It's a great question, the paradox of "What happens when an unstoppable force meets an immovable object?" I've used it in my On the Market column in the past, and was reminded of it again as I watch the December corn contract bang against its 20-day moving average again, and again, and again. The big difference is that Dec corn is not an unstoppable force, showing its fragile nature by posting a new low of $4.32 earlier this week. In reality, the corn situation is probably better described as "What happens when you throw an egg against a brick wall?"
Take a look at the daily chart for December corn. The contract has not closed above its 20-day moving average since September 3, 2013. Since then Dec corn has continued to post new lows despite daily stochastics (bottom study) showing the contract to consistently be in an oversold situation below 20%.
P[L1] D[0x0] M[300x250] OOP[F] ADUNIT T
With little else to follow Wednesday (October 16) other than the ongoing circus otherwise known as the U.S. government, my attention was drawn to Dec corn's latest attempt to break through unyielding resistance at its 20-day moving average. At first glance, I noted that the 20-day was calculated at roughly $4.45 1/2. The overnight session through early Wednesday morning saw Dec corn posting a high of $4.46. "Maybe today is the day", I thought to myself.
However, as the morning has progressed it is becoming less and less likely that Humpty Dumpty will break through the wall. At midday the contract has moved to a new session low of $4.39, trading just above this level near $4.40. Daily trade volume remains low, amounting to roughly 57,000 contracts through 10:00, leaving the door open for a quick wave of orders to move the contract one way or the other. But a break of the 20-day moving average, a significant technical achievement, will likely have to wait for another day.
To track my thoughts on the markets throughout the day, follow me on Twitter: www.twitter.com\DarinNewsom

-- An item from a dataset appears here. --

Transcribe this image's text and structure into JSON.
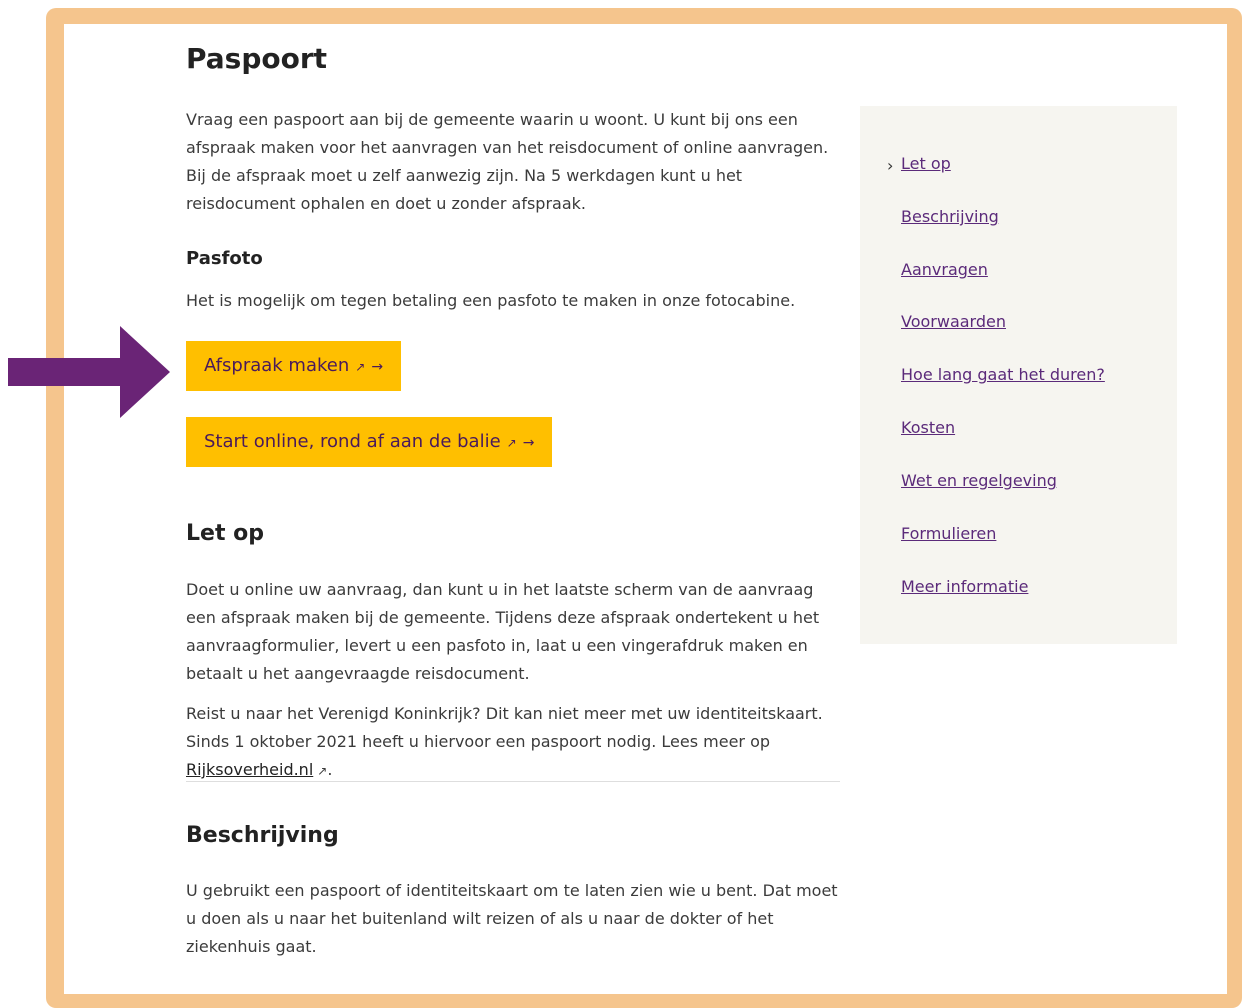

Commodity trading is very complicated and the risk of loss is substantial. The author does not engage in any commodity trading activity for his own account or for others. The information provided is general, and is NOT a substitute for your own independent business judgment or the advice of a registered Commodity Trading Adviser.